A scam is any fraudulent scheme designed to dupe the user out of something valuable - time, money, access and more. The following scams are often conducted in some part online.
- Donation Scam: A person creates a fake illness or something similar, claiming to need financial assistance to elicit money from a user. Oftentimes, they use fake accounts on donation sites to spread their message and increase their victimbase. This scam is more popular than ever in light of the COVID pandemic.
- Catfishing: A criminal creates a fake online profile, pretending to be someone they’re not, in order to deceive the user into giving over money, property or information.
- Cold-calling Scam: Usually someone claiming to be from a technical company, like Microsoft, saying they’ve received an alert that your computer has a virus. They offer to connect to you remotely to fix the problem, requiring you to give them access to personal information and potentially your computer through screen share.

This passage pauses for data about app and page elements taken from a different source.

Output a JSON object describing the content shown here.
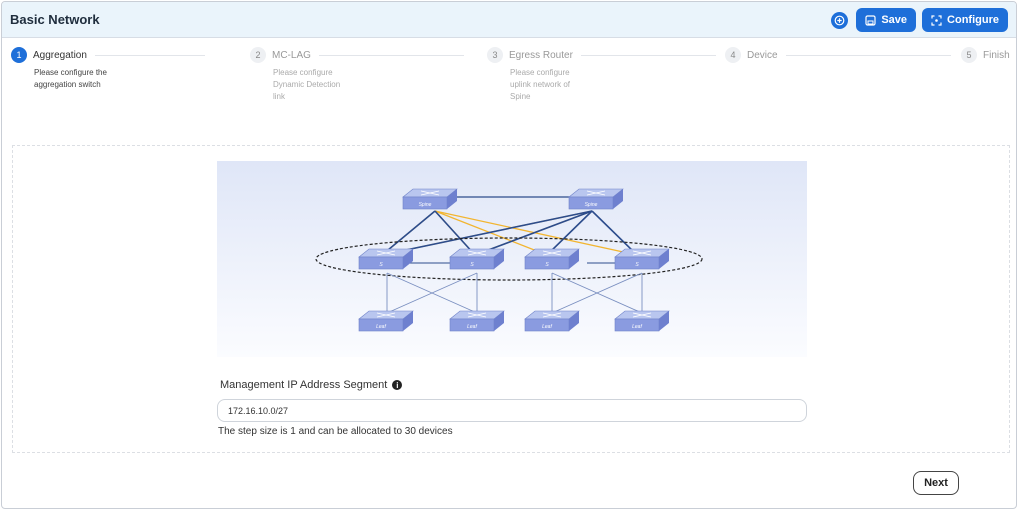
{
  "header": {
    "title": "Basic Network",
    "save_label": "Save",
    "configure_label": "Configure"
  },
  "steps": [
    {
      "num": "1",
      "label": "Aggregation",
      "desc": [
        "Please configure the",
        "aggregation switch"
      ],
      "active": true
    },
    {
      "num": "2",
      "label": "MC-LAG",
      "desc": [
        "Please configure",
        "Dynamic Detection",
        "link"
      ],
      "active": false
    },
    {
      "num": "3",
      "label": "Egress Router",
      "desc": [
        "Please configure",
        "uplink network of",
        "Spine"
      ],
      "active": false
    },
    {
      "num": "4",
      "label": "Device",
      "desc": [],
      "active": false
    },
    {
      "num": "5",
      "label": "Finish",
      "desc": [],
      "active": false
    }
  ],
  "diagram": {
    "spine_label": "Spine",
    "leaf_label": "Leaf",
    "agg_labels": [
      "S",
      "S",
      "S",
      "S"
    ]
  },
  "form": {
    "ip_label": "Management IP Address Segment",
    "ip_value": "172.16.10.0/27",
    "helper": "The step size is 1 and can be allocated to 30 devices"
  },
  "footer": {
    "next_label": "Next"
  },
  "colors": {
    "primary": "#1e6fd9",
    "link_orange": "#f2b530",
    "link_blue": "#2c4c8c"
  }
}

- Online survey scams: Survey sites claiming to offer money or gift vouchers to participants in exchange for filling out demographic information which they resell to spammers.
How to Avoid Spoofing, Spamming, and Scamming
- Focus on details: In random communications from companies you engage, look out for poor spelling, grammar and unusual wording.
- Check the sender: Incorrect spelling is a giveaway that a spoofer has reached out. Typically they’ll add or subtract a letter. Aka Disny versus Disney.
- Review the URL: Slight spelling changes can indicate a spoofed domain.
- Think before you click: Don’t click on random links or attachments. In fact, it is always a good practice to exit the email and go to the website directly to access your account.
- Hang up or request to call back: Think critically about phone calls received out of the blue. Remember never to give out personal information over the phone.
- Delete and Flag: Don’t respond to spam over email or text in any way, not even to unsubscribe.
In all cases, be vigilant. While something might appear to be an obvious scam of some sort, many are very well done. Scammers rely on social engineering - psychological manipulation that plays on human tendencies towards greed, vanity, desperation or empathy.